Ari Ashe, wtop.com
ANNAPOLIS, Md. – With the clock ticking for reaching a deal on transportation funding, lawmakers in Annapolis heard testimony Wednesday on Senate President Mike Miller’s proposal to add a 3 percent sales tax on gas and to allow local counties to raise the gas tax to 5 percent.
Among those who testified were Montgomery County Executive Isiah “Ike” Leggett and Prince George’s County Executive Rushern Baker.
“I think his proposal is a good start,” Leggett says. “We have a healthy debate going on. We’ve seen what’s happened in Virginia. As a result, I am more optimistic of getting a statewide bill.”
At the testimony, Baker stressed the need for the money.
“Montgomery County, Prince George’s County and Baltimore City all need that funding now,” Baker says.
Gasoline is currently exempt from Maryland sales tax, but the proposal wants this rule to expire. It hopes to use the money to replenish the Transportation Trust Fund, which is used for road improvements, buses and rail projects, such as the Purple Line.
“For us, having funding for Purple Line transit stations – which are economic hubs – will help us see commercial growth in Prince George’s County,” Baker says.
Leggett has also been vocal about the importance of the Purple Line and the Corridor Cities Transitway in keeping Montgomery County economically competitive.

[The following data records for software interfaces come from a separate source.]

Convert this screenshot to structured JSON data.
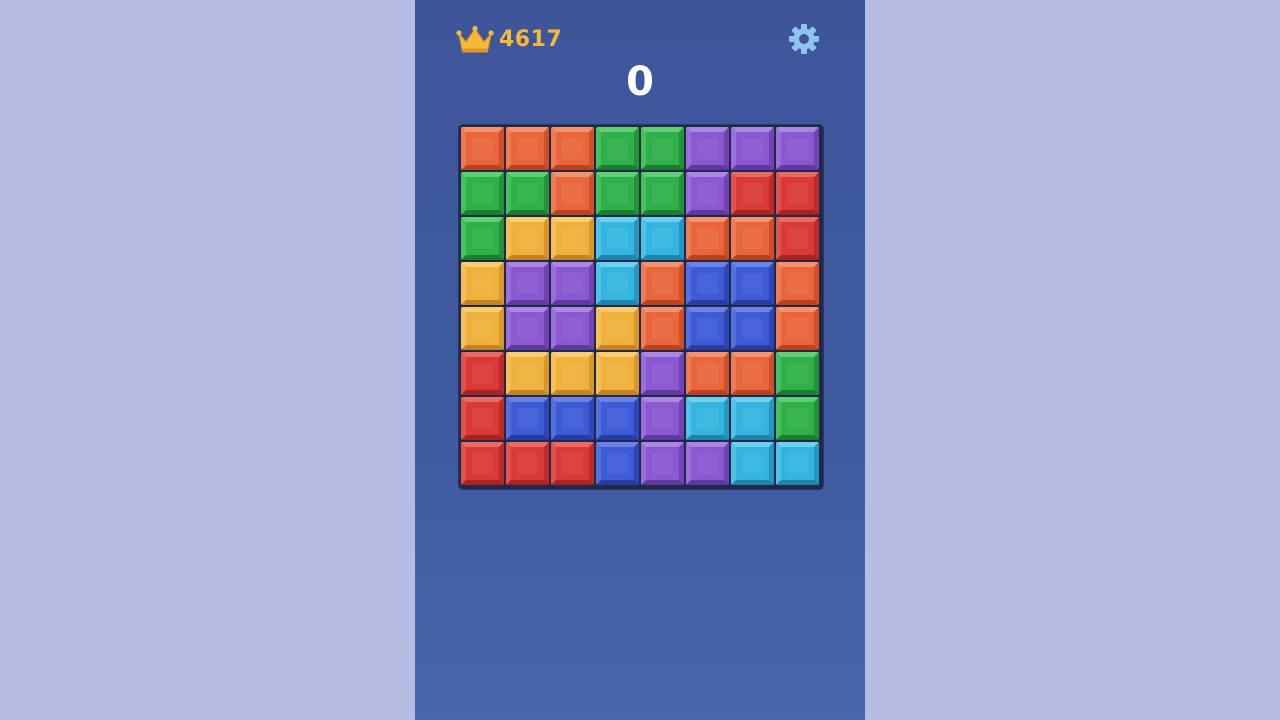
{
  "header": {
    "best_score": "4617",
    "best_icon": "crown-icon",
    "settings_icon": "gear-icon"
  },
  "score": "0",
  "colors": {
    "background": "#b5bbe1",
    "panel": "#3e559a",
    "best_score_text": "#f5b93a",
    "settings_icon": "#8fc4ef",
    "board_frame": "#1f2a4a",
    "orange": "#e9663c",
    "green": "#2fb04a",
    "purple": "#8a58d0",
    "red": "#d93a36",
    "yellow": "#f0b13c",
    "cyan": "#34b5df",
    "blue": "#3e5bd6"
  },
  "board": {
    "rows": [
      [
        "orange",
        "orange",
        "orange",
        "green",
        "green",
        "purple",
        "purple",
        "purple"
      ],
      [
        "green",
        "green",
        "orange",
        "green",
        "green",
        "purple",
        "red",
        "red"
      ],
      [
        "green",
        "yellow",
        "yellow",
        "cyan",
        "cyan",
        "orange",
        "orange",
        "red"
      ],
      [
        "yellow",
        "purple",
        "purple",
        "cyan",
        "orange",
        "blue",
        "blue",
        "orange"
      ],
      [
        "yellow",
        "purple",
        "purple",
        "yellow",
        "orange",
        "blue",
        "blue",
        "orange"
      ],
      [
        "red",
        "yellow",
        "yellow",
        "yellow",
        "purple",
        "orange",
        "orange",
        "green"
      ],
      [
        "red",
        "blue",
        "blue",
        "blue",
        "purple",
        "cyan",
        "cyan",
        "green"
      ],
      [
        "red",
        "red",
        "red",
        "blue",
        "purple",
        "purple",
        "cyan",
        "cyan"
      ]
    ]
  }
}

The Maryland Department of Transportation reports the fund will go bankrupt by 2018 without action from Annapolis.
The proposed bill also calls for a study on leasing out the Intercounty Connector, although some transportation experts don’t consider that a likely option.
Miller considers his proposal a “menu of options,” which both Leggett and Baker say are necessary to strike a deal that works for everyone.
“In Montgomery County, we have somewhere in the neighborhood of 100,000 jobs that may be affected by our inability to have transportation options,” says Leggett.
However, a new report out from Americans for Prosperity Maryland and the Sage Policy Group finds that Miller’s proposal would cost Maryland 959 jobs and $124.4 million in economic activity.
“It is impossible to know the impact of transportation investment on the state’s economy without having a better sense of how additional monies would ultimately be spent and where,” the report states. “What one does know for certain is that Maryland’s households would have less money to spend on items such as groceries, retail items, personal services, home improvements and vacations.”
As an alternative to the gas tax, the authors of the report suggest Maryland consider higher tolls while also adding high occupancy toll lanes, similar to the I-495 Express Lanes in Virginia. The report also suggests that Maryland consider increasing vehicle registration fees to bring in more transportation revenue.
In addition, a 2011 Blue Ribbon Commission on Transportation Funding in Maryland recommends higher tolls and raising registration fees.
However, Gus Bauman, who chaired the Commission, says tolls and fees won’t raise nearly enough money on its own to make an impact on replenishing the Transportation Trust Fund.